The Lucky Iron Fish (CGI U 2014)
Commitment By: Gavin Armstrong
School: University of Guelph
In 2014, Gavin Armstrong committed to create a safe and effective solution to iron deficiency in Kandal, Cambodia through producing a fish-shaped iron tool for use in the cooking process. The iron fish releases 75 percent of the daily-required iron into the food with which it cooks. Armstrong will produce the iron fish from recycled material, manufacturing it locally to promote skill development and boost the local economy. The tool will cost $5 and have a five-year life span, making it more sustainable and affordable than iron supplements. Armstron will partner with Red Cross and the World Food Program to bring the iron fish to the rural Kandal Province. He hopes to train 100 locals in the production of the iron fish, distribute 10,000 iron fish by December 2014, and scale the process to produce and distribute 50,000 more iron fish by 2015.
Stay in Touch (CGI U 2014)
Commitment By: Daniel Feinberg; Caitlin Lee; Madelyn Welsh
School: Washington University in St. Louis
In 2014, Daniel Feinberg, Caitlin Lee, and Madelyn Welsh committed to assist people in learning how their loved ones are doing after a disaster through a texting service. Individuals will check into the service via a text message post-disaster and a text message will then be sent to the searcher, notifying them of the lost party’s last check-in as well as a phone number that was used to check in. The team will work with phone companies and a texting service design company to launch the system in 2014 in as many languages as possible. They will measure their reach through the number of individuals setting up accounts on the platform.
Follow us on Twitter at @CGIU and @ClintonGlobal or on Facebook at Facebook.com/CGIUniversity for meeting news and highlights. The official meeting hashtag is #CGIU. Plenary sessions will also be live streamed during the meeting at live.cgiu.org.
Support for CGI U 2014 is generously provided by: American Association of University Women; Andy Nahas and The Prospect Fund; Laureate International Universities; MasterCard Foundation; Microsoft; Peter G. Peterson Foundation; Pederson Group, Inc.; and the Ramsey Social Justice Foundation.
# # #
About Arizona State University
Arizona State University is one of the nation’s leading public research universities and is ranked among the top 100 universities in the world.

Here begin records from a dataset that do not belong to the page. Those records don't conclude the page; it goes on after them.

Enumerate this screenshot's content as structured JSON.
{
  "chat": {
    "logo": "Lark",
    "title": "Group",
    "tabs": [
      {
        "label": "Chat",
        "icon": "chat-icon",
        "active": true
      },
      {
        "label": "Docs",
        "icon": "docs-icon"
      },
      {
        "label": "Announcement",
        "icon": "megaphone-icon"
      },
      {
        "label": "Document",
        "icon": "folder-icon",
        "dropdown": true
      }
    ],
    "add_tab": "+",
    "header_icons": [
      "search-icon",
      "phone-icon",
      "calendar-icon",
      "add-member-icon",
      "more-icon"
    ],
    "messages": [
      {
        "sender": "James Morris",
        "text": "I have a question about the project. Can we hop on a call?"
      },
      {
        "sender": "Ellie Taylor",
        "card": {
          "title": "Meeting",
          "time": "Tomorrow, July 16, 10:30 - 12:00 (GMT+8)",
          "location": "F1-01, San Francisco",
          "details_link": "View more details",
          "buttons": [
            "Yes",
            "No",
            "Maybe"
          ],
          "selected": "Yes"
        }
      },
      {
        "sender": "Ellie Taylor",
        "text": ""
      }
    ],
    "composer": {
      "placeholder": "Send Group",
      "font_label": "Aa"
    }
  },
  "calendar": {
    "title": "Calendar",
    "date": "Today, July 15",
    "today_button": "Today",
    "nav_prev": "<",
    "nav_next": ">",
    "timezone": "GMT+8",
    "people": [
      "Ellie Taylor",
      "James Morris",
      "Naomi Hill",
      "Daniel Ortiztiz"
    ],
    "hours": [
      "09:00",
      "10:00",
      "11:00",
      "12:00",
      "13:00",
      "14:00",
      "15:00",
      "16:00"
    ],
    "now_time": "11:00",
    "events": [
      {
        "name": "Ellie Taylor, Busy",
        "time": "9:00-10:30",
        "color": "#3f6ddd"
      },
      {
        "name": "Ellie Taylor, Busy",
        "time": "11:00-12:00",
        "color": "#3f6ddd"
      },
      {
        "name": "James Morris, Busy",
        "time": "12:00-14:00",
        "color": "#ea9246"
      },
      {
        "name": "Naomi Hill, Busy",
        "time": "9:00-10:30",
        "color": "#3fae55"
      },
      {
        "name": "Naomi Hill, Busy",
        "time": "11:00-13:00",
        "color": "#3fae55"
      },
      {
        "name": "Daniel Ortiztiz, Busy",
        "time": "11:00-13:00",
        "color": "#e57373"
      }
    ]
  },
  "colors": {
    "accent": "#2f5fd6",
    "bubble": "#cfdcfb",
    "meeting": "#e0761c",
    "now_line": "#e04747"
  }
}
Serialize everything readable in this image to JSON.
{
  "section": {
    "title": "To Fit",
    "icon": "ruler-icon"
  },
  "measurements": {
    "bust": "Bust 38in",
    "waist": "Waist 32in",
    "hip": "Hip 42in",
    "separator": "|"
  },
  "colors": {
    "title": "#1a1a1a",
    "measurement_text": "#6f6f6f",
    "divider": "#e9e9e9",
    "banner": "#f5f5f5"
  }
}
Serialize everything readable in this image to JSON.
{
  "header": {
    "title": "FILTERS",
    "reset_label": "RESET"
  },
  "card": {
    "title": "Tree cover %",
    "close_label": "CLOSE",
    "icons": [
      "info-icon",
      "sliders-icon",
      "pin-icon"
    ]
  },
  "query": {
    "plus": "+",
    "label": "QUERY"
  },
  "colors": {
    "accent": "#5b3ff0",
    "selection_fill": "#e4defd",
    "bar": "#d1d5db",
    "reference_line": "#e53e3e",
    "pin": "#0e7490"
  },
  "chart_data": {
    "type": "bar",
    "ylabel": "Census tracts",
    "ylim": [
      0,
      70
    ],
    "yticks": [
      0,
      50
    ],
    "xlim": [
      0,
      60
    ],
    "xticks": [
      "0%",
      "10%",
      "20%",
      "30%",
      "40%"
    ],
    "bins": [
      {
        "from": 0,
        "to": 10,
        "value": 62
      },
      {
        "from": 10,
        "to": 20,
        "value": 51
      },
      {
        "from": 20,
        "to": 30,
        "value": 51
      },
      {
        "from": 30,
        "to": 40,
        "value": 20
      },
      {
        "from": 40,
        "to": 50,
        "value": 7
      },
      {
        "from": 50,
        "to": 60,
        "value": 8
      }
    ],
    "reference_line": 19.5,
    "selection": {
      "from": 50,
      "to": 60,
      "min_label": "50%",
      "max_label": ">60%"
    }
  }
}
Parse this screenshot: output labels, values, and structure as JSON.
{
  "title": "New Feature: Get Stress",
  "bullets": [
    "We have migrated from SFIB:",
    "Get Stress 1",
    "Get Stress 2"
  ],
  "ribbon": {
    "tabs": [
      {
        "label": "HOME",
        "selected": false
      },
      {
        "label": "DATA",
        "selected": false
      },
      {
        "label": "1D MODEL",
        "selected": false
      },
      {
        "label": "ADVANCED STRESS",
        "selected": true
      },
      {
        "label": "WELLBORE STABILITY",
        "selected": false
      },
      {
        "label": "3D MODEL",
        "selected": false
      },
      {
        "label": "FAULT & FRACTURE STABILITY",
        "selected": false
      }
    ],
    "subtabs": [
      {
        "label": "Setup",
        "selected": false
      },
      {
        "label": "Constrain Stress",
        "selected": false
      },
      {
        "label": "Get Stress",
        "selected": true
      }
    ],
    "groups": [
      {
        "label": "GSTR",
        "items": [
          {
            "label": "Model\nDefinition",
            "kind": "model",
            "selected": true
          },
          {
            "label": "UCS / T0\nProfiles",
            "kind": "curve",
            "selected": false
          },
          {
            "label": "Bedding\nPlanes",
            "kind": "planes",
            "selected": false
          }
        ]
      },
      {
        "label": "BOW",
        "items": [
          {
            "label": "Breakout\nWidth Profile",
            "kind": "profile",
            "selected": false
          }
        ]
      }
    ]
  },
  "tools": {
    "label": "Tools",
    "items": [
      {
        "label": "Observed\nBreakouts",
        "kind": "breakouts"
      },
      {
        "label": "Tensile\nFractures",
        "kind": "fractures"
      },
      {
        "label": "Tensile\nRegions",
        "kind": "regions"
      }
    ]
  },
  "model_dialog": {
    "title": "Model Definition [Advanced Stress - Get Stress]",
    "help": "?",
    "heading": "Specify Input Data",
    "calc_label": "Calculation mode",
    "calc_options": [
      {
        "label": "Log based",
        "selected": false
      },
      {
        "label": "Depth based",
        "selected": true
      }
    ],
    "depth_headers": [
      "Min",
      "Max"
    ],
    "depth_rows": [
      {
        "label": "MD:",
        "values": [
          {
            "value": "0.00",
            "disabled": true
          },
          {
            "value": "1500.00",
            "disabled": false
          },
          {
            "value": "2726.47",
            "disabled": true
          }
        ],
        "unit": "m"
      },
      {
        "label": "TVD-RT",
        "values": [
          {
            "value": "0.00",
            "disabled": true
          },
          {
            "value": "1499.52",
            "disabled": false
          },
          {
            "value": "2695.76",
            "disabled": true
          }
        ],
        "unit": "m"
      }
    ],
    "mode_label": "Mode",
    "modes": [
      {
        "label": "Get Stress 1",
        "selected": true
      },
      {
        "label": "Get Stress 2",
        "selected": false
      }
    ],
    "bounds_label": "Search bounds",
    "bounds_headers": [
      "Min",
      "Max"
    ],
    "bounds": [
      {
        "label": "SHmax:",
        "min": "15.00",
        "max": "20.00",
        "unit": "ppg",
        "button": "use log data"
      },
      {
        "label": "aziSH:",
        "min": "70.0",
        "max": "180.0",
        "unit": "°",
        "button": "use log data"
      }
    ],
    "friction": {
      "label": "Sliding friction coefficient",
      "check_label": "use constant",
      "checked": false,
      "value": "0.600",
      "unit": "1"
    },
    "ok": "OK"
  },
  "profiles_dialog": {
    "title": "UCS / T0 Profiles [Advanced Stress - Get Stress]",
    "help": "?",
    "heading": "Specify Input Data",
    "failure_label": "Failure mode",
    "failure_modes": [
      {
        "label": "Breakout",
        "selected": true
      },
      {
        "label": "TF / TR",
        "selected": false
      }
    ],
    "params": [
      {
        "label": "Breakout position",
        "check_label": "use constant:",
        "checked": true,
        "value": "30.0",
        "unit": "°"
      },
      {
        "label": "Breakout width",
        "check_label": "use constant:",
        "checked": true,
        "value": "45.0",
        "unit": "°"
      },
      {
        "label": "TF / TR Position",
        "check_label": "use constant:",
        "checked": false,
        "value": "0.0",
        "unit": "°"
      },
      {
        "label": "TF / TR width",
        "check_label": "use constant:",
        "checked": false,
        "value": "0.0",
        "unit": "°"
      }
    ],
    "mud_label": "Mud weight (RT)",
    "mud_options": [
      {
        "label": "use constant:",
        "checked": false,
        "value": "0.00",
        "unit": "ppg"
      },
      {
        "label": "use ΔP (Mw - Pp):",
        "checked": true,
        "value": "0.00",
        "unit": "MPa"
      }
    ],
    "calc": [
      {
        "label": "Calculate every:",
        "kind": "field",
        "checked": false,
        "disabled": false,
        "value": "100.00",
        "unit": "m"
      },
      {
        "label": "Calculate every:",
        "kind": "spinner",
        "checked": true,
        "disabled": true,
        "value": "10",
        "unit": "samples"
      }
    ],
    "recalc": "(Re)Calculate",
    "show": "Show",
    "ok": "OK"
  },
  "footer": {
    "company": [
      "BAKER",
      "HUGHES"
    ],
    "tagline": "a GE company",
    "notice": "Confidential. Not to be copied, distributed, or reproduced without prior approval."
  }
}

Known for innovation and entrepreneurism, ASU has pioneered the model for a New American University with a focus on accessibility and quality education, training students to learn for a lifetime. According to its mission, ASU will be measured not by who we exclude, but rather by who we include and how they succeed; pursuing research and discovery that benefits the public good; assuming major responsibility for the economic, social, and cultural vitality and health and well-being of the community.